Ethiopia braced for more violence over musician’s killing

Scores of people dead in clashes following Haacaaluu Hundeessaa’s death on Monday

In this image taken from OBN video, the coffin carrying Ethiopia singer Hachalu Hundessa is lowered into the ground during the funeral in Ambo, Ethiopia, on Thursday. Photograph: OBN via AP

In this image taken from OBN video, the coffin carrying Ethiopia singer Hachalu Hundessa is lowered into the ground during the funeral in Ambo, Ethiopia, on Thursday. Photograph: OBN via AP


Ethiopian authorities are braced for further violence after two days of unrest following the assassination of the popular musician Haacaaluu Hundeessaa earlier this week.

So far as many as 88 people are thought to have died since protests following Haacaaluu’s murder at his home in Ambo, a city 110km outside the capital, Addis Ababa, on Monday.

Even as the singer’s funeral was being held on Thursday morning, a bomb in the capital was reported to have killed eight people amid further clashes between demonstrators, security forces and armed gangs.

The killing of Haacaaluu (34) has tapped into grievances fuelled by decades of government repression and what the Oromo, Ethiopia’s biggest ethnic group, describe as their historic exclusion from political power.

“Haacaaluu represented the [OROMA]struggle over recent years and there’s been a huge outpouring of emotion that has led people on to the streets. There’s a sustained protest continuing with some lawlessness attached. Live rounds have been fired and escalation has come very, very quickly,” said Ahmed Soliman, an east Africa analyst at Chatham House in London.


On Wednesday, gunshots were heard in many neighbourhoods in Addis Ababa and tyres smouldered as gangs armed with machetes and sticks roamed the streets. Witnesses described a situation as pitting youths of Oromo origin against other ethnic groups and the police. At least one police officer is reported to have been killed.

“We had a meeting with the community, and we were told to arm ourselves with anything we have, including machetes and sticks. We no longer trust the police to protect us so we have to prepare ourselves,” said one resident in Addis Ababa, who, like others interviewed, asked not to be named for fear of reprisals.

There were further clashes overnight amid reports the military had been deployed in some neighbourhoods to restore calm.

Prof Awol Allo, at Keele University in the UK, said a row over whether to bury Haacaaluu in Ambo or Addis Ababa had revealed the political tensions underlying the protests. The capital is under federal, not regional, control.

“It’s very contentious.
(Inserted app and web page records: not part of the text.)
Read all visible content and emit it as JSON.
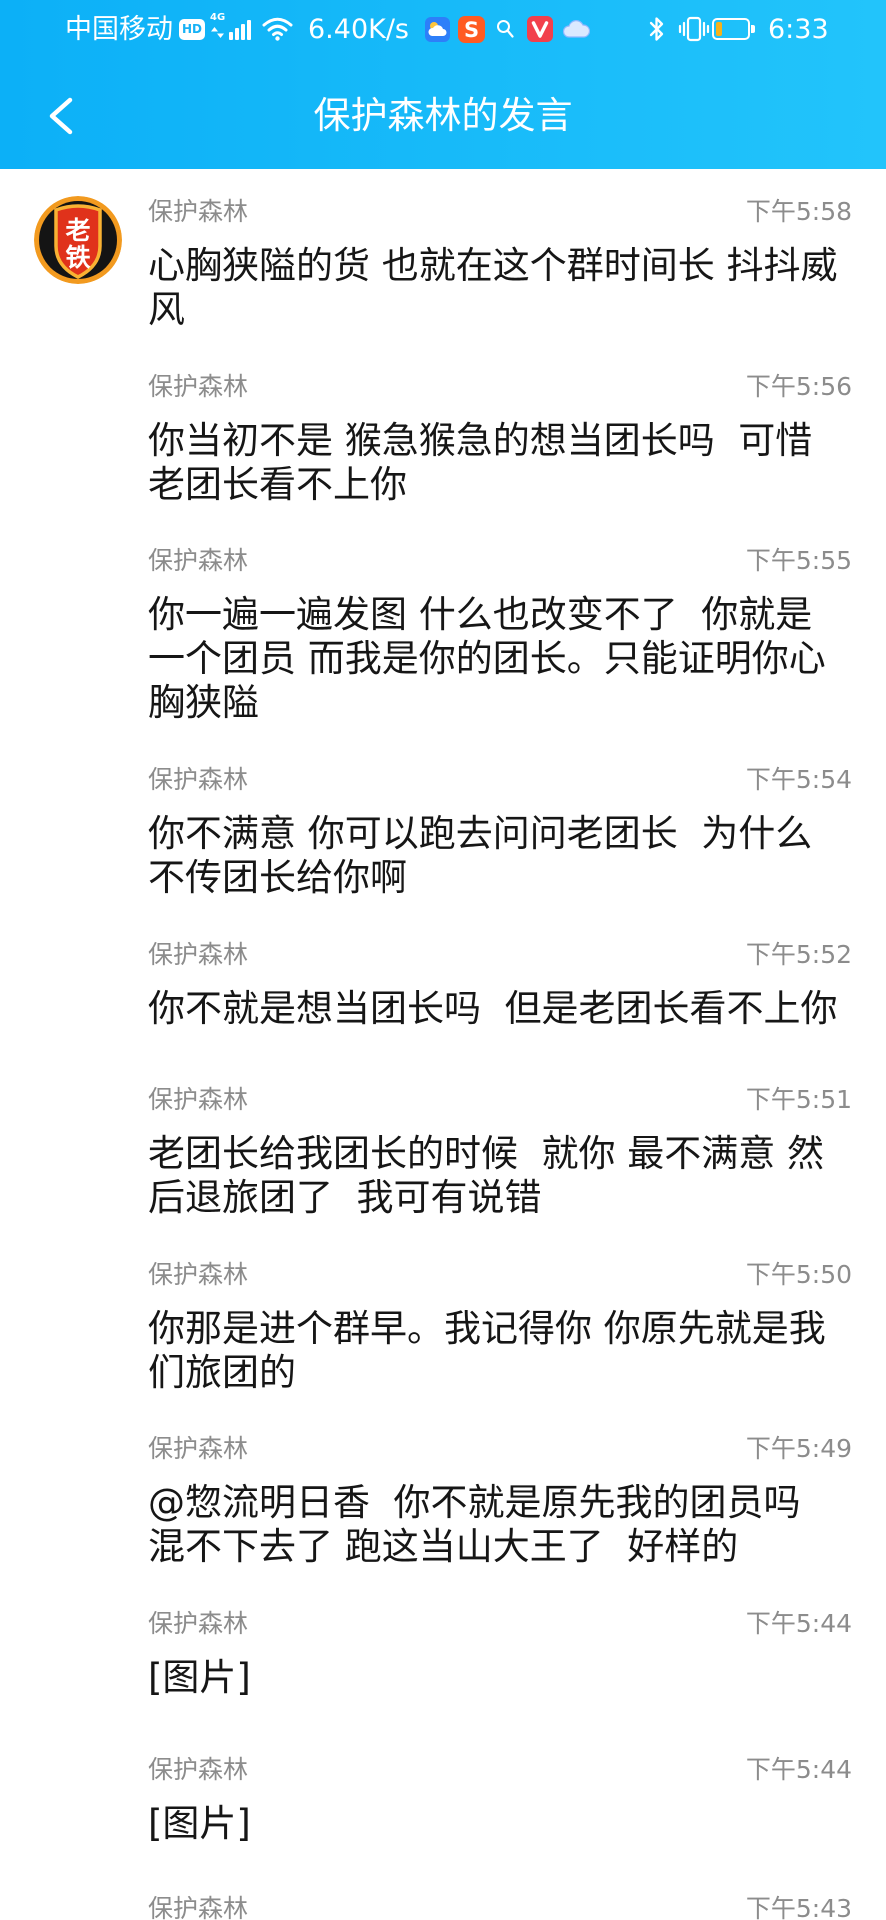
{
  "theme": {
    "header_gradient_start": "#0cb0f7",
    "header_gradient_end": "#22c4fb",
    "text_primary": "#161616",
    "text_secondary": "#8c8c8c",
    "background": "#ffffff"
  },
  "status_bar": {
    "carrier": "中国移动",
    "hd_badge": "HD",
    "network_type": "4G",
    "signal_icon": "cellular-signal-icon",
    "wifi_icon": "wifi-icon",
    "network_speed": "6.40K/s",
    "notification_icons": [
      {
        "icon": "weather-icon"
      },
      {
        "icon": "sogou-input-icon",
        "glyph": "S"
      },
      {
        "icon": "search-icon"
      },
      {
        "icon": "video-app-icon"
      },
      {
        "icon": "cloud-icon"
      }
    ],
    "bluetooth_icon": "bluetooth-icon",
    "vibrate_icon": "vibrate-icon",
    "battery": {
      "icon": "battery-icon",
      "level_percent": 20,
      "fill_color": "#f6b21b"
    },
    "time": "6:33"
  },
  "header": {
    "back_icon": "back-arrow-icon",
    "title": "保护森林的发言"
  },
  "avatar": {
    "icon": "user-avatar",
    "lettering": [
      "老",
      "铁"
    ]
  },
  "messages": [
    {
      "sender": "保护森林",
      "time": "下午5:58",
      "lines": [
        "心胸狭隘的货 也就在这个群时间长 抖抖威",
        "风"
      ]
    },
    {
      "sender": "保护森林",
      "time": "下午5:56",
      "lines": [
        "你当初不是 猴急猴急的想当团长吗  可惜",
        "老团长看不上你"
      ]
    },
    {
      "sender": "保护森林",
      "time": "下午5:55",
      "lines": [
        "你一遍一遍发图 什么也改变不了  你就是",
        "一个团员 而我是你的团长。只能证明你心",
        "胸狭隘"
      ]
    },
    {
      "sender": "保护森林",
      "time": "下午5:54",
      "lines": [
        "你不满意 你可以跑去问问老团长  为什么",
        "不传团长给你啊"
      ]
    },
    {
      "sender": "保护森林",
      "time": "下午5:52",
      "lines": [
        "你不就是想当团长吗  但是老团长看不上你"
      ]
    },
    {
      "sender": "保护森林",
      "time": "下午5:51",
      "lines": [
        "老团长给我团长的时候  就你 最不满意 然",
        "后退旅团了  我可有说错"
      ]
    },
    {
      "sender": "保护森林",
      "time": "下午5:50",
      "lines": [
        "你那是进个群早。我记得你 你原先就是我",
        "们旅团的"
      ]
    },
    {
      "sender": "保护森林",
      "time": "下午5:49",
      "lines": [
        "@惣流明日香  你不就是原先我的团员吗",
        "混不下去了 跑这当山大王了  好样的"
      ]
    },
    {
      "sender": "保护森林",
      "time": "下午5:44",
      "lines": [
        "[图片]"
      ]
    },
    {
      "sender": "保护森林",
      "time": "下午5:44",
      "lines": [
        "[图片]"
      ]
    },
    {
      "sender": "保护森林",
      "time": "下午5:43"
    }
  ]
}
Oromos claim the city to be theirs, as it lies fully within the Oromo regional state,” Prof Allo said.

Local media reported that Haacaaluu’s father had criticised attempts by some Oromo activists and politicians to have his son buried in the capital.

“Why was this needed? His father, his mother and his family wanted him to be laid to rest in Ambo. To blame this on the government is not correct. This is tantamount to burying Haacaaluu’s truth,” Hundeessaa Bonssaa was quoted as telling mourners at the funeral on Thursday, which took place in Ambo.
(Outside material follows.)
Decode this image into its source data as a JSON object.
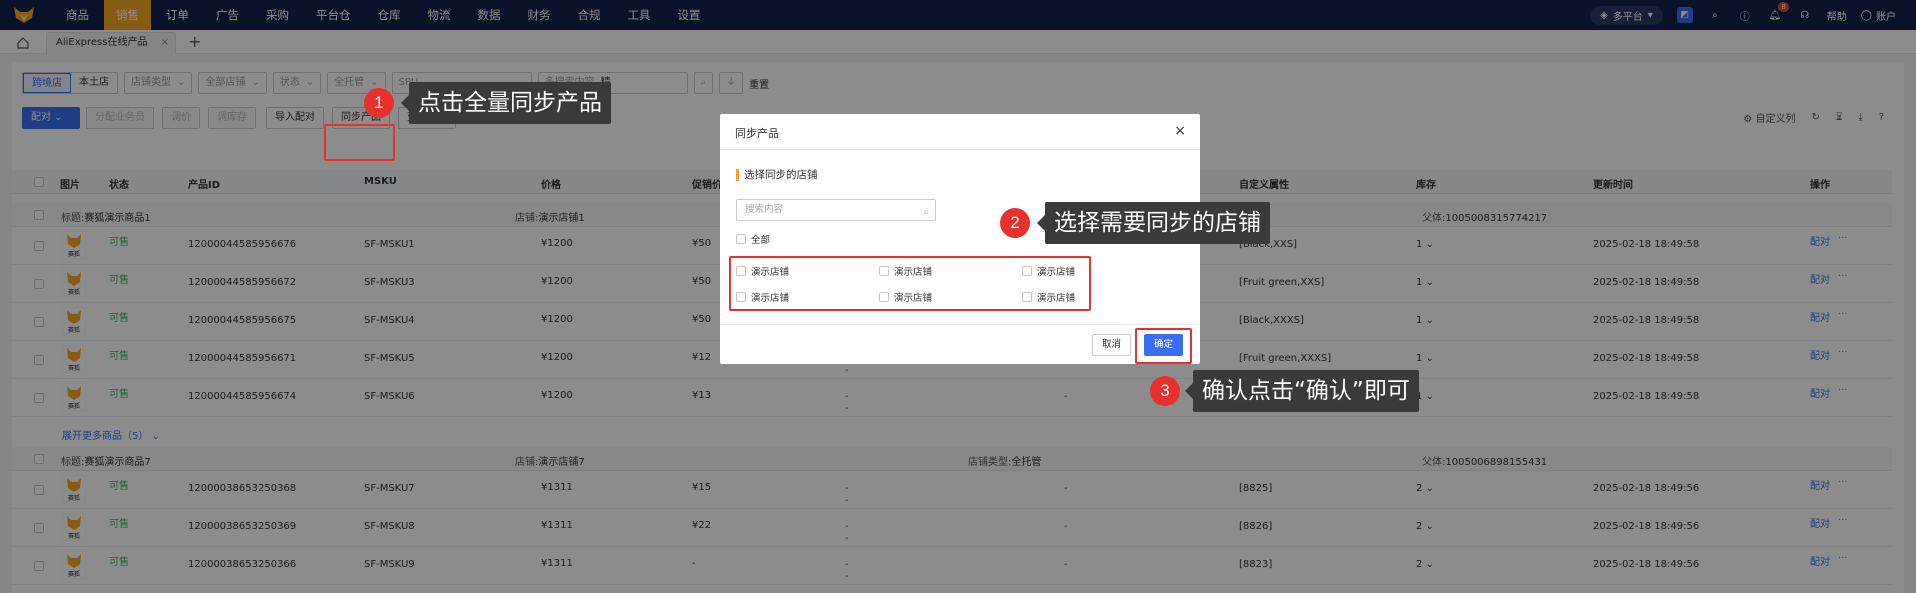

Santu Demisew Diro, the singer’s wife, called for a monument to be erected in Addis Ababa to her late husband’s memory.

“Haacaaluu is not dead. He will remain in my heart and the hearts of millions of Oromo people forever,” she said.

A live broadcast by Oromo Broadcasting Network, which is owned by the Oromia regional state, showed much of the stadium remained empty.

Police were turning people away from the ceremony, said one Ambo resident who tried to attend but met crowds of people who had been told to return home. Members of the military, federal police and regional police were out in force, he said.

“It is very sad that his body is accompanied by only a few people and security forces are keeping many others away,” one of Haacaaluu’s relatives, who had been allowed to attend the funeral, told Reuters. – Guardian